## [Work request]
Print each entry in full, word for word, with no pictures in the result.

====

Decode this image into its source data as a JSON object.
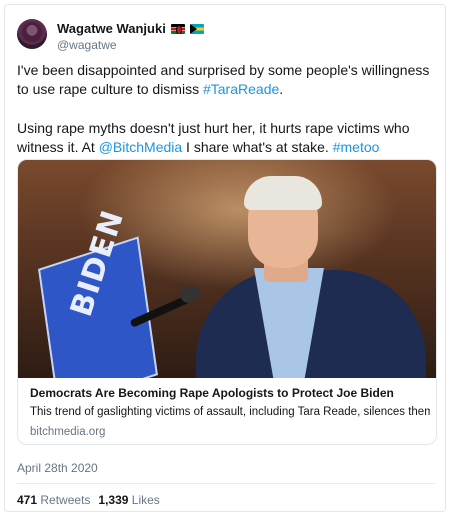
{
  "author": {
    "display_name": "Wagatwe Wanjuki",
    "handle": "@wagatwe",
    "flags": [
      "kenya-flag",
      "bahamas-flag"
    ]
  },
  "tweet": {
    "para1_text": "I've been disappointed and surprised by some people's  willingness to use rape culture to dismiss ",
    "para1_hashtag": "#TaraReade",
    "para1_end": ".",
    "para2_text": "Using rape myths doesn't just hurt her, it hurts rape victims who witness it. At ",
    "para2_mention": "@BitchMedia",
    "para2_mid": " I share what's at stake. ",
    "para2_hashtag": "#metoo"
  },
  "card": {
    "sign_text": "BIDEN",
    "title": "Democrats Are Becoming Rape Apologists to Protect Joe Biden",
    "description": "This trend of gaslighting victims of assault, including Tara Reade, silences them.",
    "domain": "bitchmedia.org"
  },
  "meta": {
    "date": "April 28th 2020",
    "retweets_count": "471",
    "retweets_label": "Retweets",
    "likes_count": "1,339",
    "likes_label": "Likes"
  },
  "colors": {
    "link": "#1b95e0",
    "secondary_text": "#657786",
    "border": "#e1e8ed"
  }
}
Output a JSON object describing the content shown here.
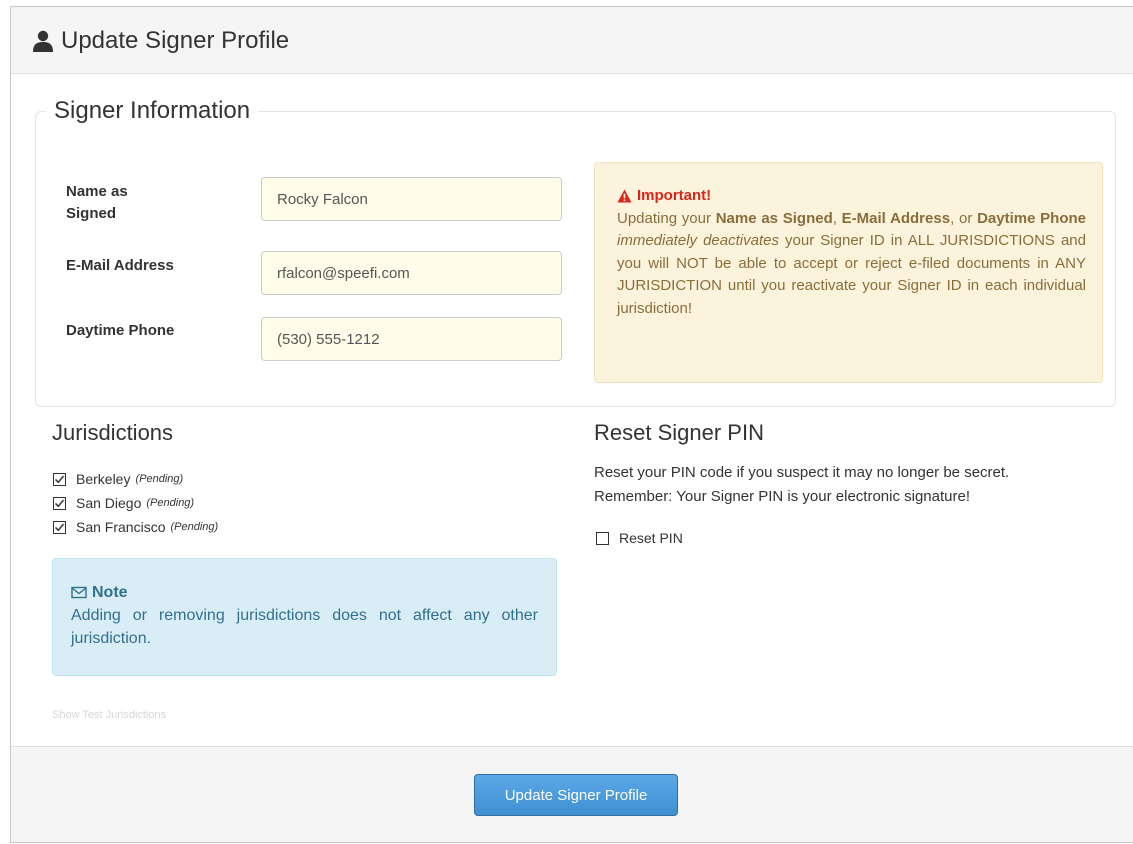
{
  "header": {
    "title": "Update Signer Profile",
    "icon": "user-icon"
  },
  "signer_info": {
    "legend": "Signer Information",
    "name": {
      "label_line1": "Name as",
      "label_line2": "Signed",
      "value": "Rocky Falcon"
    },
    "email": {
      "label": "E-Mail Address",
      "value": "rfalcon@speefi.com"
    },
    "phone": {
      "label": "Daytime Phone",
      "value": "(530) 555-1212"
    },
    "important": {
      "icon": "warning-icon",
      "title": "Important!",
      "p1": "Updating your ",
      "b1": "Name as Signed",
      "p2": ", ",
      "b2": "E-Mail Address",
      "p3": ", or ",
      "b3": "Daytime Phone",
      "p4": " ",
      "i1": "immediately deactivates",
      "p5": " your Signer ID in ALL JURISDICTIONS and you will NOT be able to accept or reject e-filed documents in ANY JURISDICTION until you reactivate your Signer ID in each individual jurisdiction!"
    }
  },
  "jurisdictions": {
    "title": "Jurisdictions",
    "items": [
      {
        "name": "Berkeley",
        "status": "(Pending)",
        "checked": true
      },
      {
        "name": "San Diego",
        "status": "(Pending)",
        "checked": true
      },
      {
        "name": "San Francisco",
        "status": "(Pending)",
        "checked": true
      }
    ],
    "note": {
      "icon": "envelope-icon",
      "title": "Note",
      "text": "Adding or removing jurisdictions does not affect any other jurisdiction."
    },
    "show_test_link": "Show Test Jurisdictions"
  },
  "reset_pin": {
    "title": "Reset Signer PIN",
    "line1": "Reset your PIN code if you suspect it may no longer be secret.",
    "line2": "Remember: Your Signer PIN is your electronic signature!",
    "checkbox_label": "Reset PIN",
    "checked": false
  },
  "footer": {
    "submit_label": "Update Signer Profile"
  },
  "colors": {
    "warning_bg": "#fcf3dc",
    "warning_text": "#8a6d3b",
    "warning_title": "#d9251c",
    "note_bg": "#d9edf7",
    "note_text": "#31708f",
    "input_bg": "#fffdea",
    "primary_button": "#3f8fd2"
  }
}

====

## [Answer for the task]
Decode this image into its source data as a JSON object.
{
  "author": {
    "display_name": "Wagatwe Wanjuki",
    "handle": "@wagatwe",
    "flags": [
      "kenya-flag",
      "bahamas-flag"
    ]
  },
  "tweet": {
    "para1_text": "I've been disappointed and surprised by some people's  willingness to use rape culture to dismiss ",
    "para1_hashtag": "#TaraReade",
    "para1_end": ".",
    "para2_text": "Using rape myths doesn't just hurt her, it hurts rape victims who witness it. At ",
    "para2_mention": "@BitchMedia",
    "para2_mid": " I share what's at stake. ",
    "para2_hashtag": "#metoo"
  },
  "card": {
    "sign_text": "BIDEN",
    "title": "Democrats Are Becoming Rape Apologists to Protect Joe Biden",
    "description": "This trend of gaslighting victims of assault, including Tara Reade, silences them.",
    "domain": "bitchmedia.org"
  },
  "meta": {
    "date": "April 28th 2020",
    "retweets_count": "471",
    "retweets_label": "Retweets",
    "likes_count": "1,339",
    "likes_label": "Likes"
  },
  "colors": {
    "link": "#1b95e0",
    "secondary_text": "#657786",
    "border": "#e1e8ed"
  }
}
Output a JSON object describing the content shown here.
{
  "header": {
    "title": "Update Signer Profile",
    "icon": "user-icon"
  },
  "signer_info": {
    "legend": "Signer Information",
    "name": {
      "label_line1": "Name as",
      "label_line2": "Signed",
      "value": "Rocky Falcon"
    },
    "email": {
      "label": "E-Mail Address",
      "value": "rfalcon@speefi.com"
    },
    "phone": {
      "label": "Daytime Phone",
      "value": "(530) 555-1212"
    },
    "important": {
      "icon": "warning-icon",
      "title": "Important!",
      "p1": "Updating your ",
      "b1": "Name as Signed",
      "p2": ", ",
      "b2": "E-Mail Address",
      "p3": ", or ",
      "b3": "Daytime Phone",
      "p4": " ",
      "i1": "immediately deactivates",
      "p5": " your Signer ID in ALL JURISDICTIONS and you will NOT be able to accept or reject e-filed documents in ANY JURISDICTION until you reactivate your Signer ID in each individual jurisdiction!"
    }
  },
  "jurisdictions": {
    "title": "Jurisdictions",
    "items": [
      {
        "name": "Berkeley",
        "status": "(Pending)",
        "checked": true
      },
      {
        "name": "San Diego",
        "status": "(Pending)",
        "checked": true
      },
      {
        "name": "San Francisco",
        "status": "(Pending)",
        "checked": true
      }
    ],
    "note": {
      "icon": "envelope-icon",
      "title": "Note",
      "text": "Adding or removing jurisdictions does not affect any other jurisdiction."
    },
    "show_test_link": "Show Test Jurisdictions"
  },
  "reset_pin": {
    "title": "Reset Signer PIN",
    "line1": "Reset your PIN code if you suspect it may no longer be secret.",
    "line2": "Remember: Your Signer PIN is your electronic signature!",
    "checkbox_label": "Reset PIN",
    "checked": false
  },
  "footer": {
    "submit_label": "Update Signer Profile"
  },
  "colors": {
    "warning_bg": "#fcf3dc",
    "warning_text": "#8a6d3b",
    "warning_title": "#d9251c",
    "note_bg": "#d9edf7",
    "note_text": "#31708f",
    "input_bg": "#fffdea",
    "primary_button": "#3f8fd2"
  }
}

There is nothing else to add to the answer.